Brassaï, pseudonym of Gyula Halász, was a key figure in the rich visual culture that emerged in Europe during the interwar period. Brassaï experimented with several art forms including sculpture and film-making, taking up photography in 1929. He was one of a number of Hungarian artists who emigrated to Paris in the interwar years and quickly became one of France’s most famous photographers. With his unique eye, he chronicled the streets and landmarks of the city, and was later dubbed the ‘eye of Paris’ by Henry Miller.
Brassaï remained freelance throughout his career, working for various publications including Coronet, Picture Post, Minotaure and Harper’s Bazaar.
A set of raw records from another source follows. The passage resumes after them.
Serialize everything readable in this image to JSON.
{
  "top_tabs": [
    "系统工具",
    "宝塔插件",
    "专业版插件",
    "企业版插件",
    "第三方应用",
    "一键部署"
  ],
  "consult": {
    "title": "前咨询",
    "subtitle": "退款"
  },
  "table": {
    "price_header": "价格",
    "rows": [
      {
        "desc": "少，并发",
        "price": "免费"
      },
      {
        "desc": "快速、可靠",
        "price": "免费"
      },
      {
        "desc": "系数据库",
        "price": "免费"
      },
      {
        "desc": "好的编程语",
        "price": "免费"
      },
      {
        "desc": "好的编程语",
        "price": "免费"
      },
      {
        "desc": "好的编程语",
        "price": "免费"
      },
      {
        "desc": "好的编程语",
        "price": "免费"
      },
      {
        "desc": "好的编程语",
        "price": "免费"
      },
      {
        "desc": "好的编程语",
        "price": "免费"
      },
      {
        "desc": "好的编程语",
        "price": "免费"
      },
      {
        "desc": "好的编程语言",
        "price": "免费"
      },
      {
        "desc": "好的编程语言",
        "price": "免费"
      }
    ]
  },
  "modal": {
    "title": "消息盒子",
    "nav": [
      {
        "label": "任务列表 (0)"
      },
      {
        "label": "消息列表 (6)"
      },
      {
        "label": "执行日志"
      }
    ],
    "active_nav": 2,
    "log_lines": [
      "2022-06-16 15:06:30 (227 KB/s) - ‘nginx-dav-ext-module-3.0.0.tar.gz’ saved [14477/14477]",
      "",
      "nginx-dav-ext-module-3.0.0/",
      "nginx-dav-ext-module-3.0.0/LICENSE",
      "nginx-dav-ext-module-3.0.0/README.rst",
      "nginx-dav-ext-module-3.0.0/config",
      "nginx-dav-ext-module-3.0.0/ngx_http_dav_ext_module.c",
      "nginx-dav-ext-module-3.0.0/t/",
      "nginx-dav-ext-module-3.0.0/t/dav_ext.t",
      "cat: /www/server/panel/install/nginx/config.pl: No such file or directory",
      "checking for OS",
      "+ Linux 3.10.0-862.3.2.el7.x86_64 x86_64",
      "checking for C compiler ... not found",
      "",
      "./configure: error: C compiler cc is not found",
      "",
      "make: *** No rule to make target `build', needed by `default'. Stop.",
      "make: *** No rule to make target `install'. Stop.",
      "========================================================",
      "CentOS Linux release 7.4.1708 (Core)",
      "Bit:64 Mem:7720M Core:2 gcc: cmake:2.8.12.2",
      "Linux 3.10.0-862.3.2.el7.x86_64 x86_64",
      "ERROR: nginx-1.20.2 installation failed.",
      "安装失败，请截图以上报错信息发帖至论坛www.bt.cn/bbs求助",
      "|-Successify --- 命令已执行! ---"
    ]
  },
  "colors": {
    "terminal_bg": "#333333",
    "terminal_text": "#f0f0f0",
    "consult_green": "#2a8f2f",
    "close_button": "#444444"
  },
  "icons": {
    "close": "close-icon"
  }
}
While he spent his days completing commercial assignments, at night time Brassaï would wander the streets of Paris, photographing the city’s nightlife in cafés and bars, eerie deserted streets and train stations as well as views from the city’s bridges and landmarks. Brassaï was heavily influenced by the Surrealist artists he met in the avant-garde artist circles of Paris, having been introduced by fellow Hungarian, André Kertész, and he produced a number of photographs which clearly demonstrate their influence. In his photographs of night-time Paris, though the obvious Surrealist tropes are removed, the photographs contain an intense psychology that was of such interest to Surrealist artists. Brassaï’s recognition that the extraordinary always prowls close to the ordinary informs his book of photographs Paris by Night, first published in 1933, which teems with people who exist at the twilight of respectable society. To many photographic artists, such outsiders as vagrants and prostitutes represented freedom and nonconformity. Brassaï’s Paris by Night carried no message of social reform or personal redemption, but showed such people of the night as ‘Bijou’ (jewels), who relished the extremes of life.
This photograph taken on the banks of the river Seine depicts the Pont Neuf, Paris’ oldest bridge, lit by street lamps and overcast in fog. These atmospheric conditions give the photograph an eerie quality and a hint of mystery, however, Brassaï’s intentions were to reveal another side of the famous city and to capture the beauty of the city at night. Paris would remain an important subject for Brassaï throughout his career. While many figures in the city’s art scene emigrated to America at the outbreak of the Second World War, Brassaï remained in the city. Later projects, Secret Paris, Artists of My Life and Grafitti all centred on life in Paris as it continued to fascinate him, and in 1949 he became a naturalised citizen of France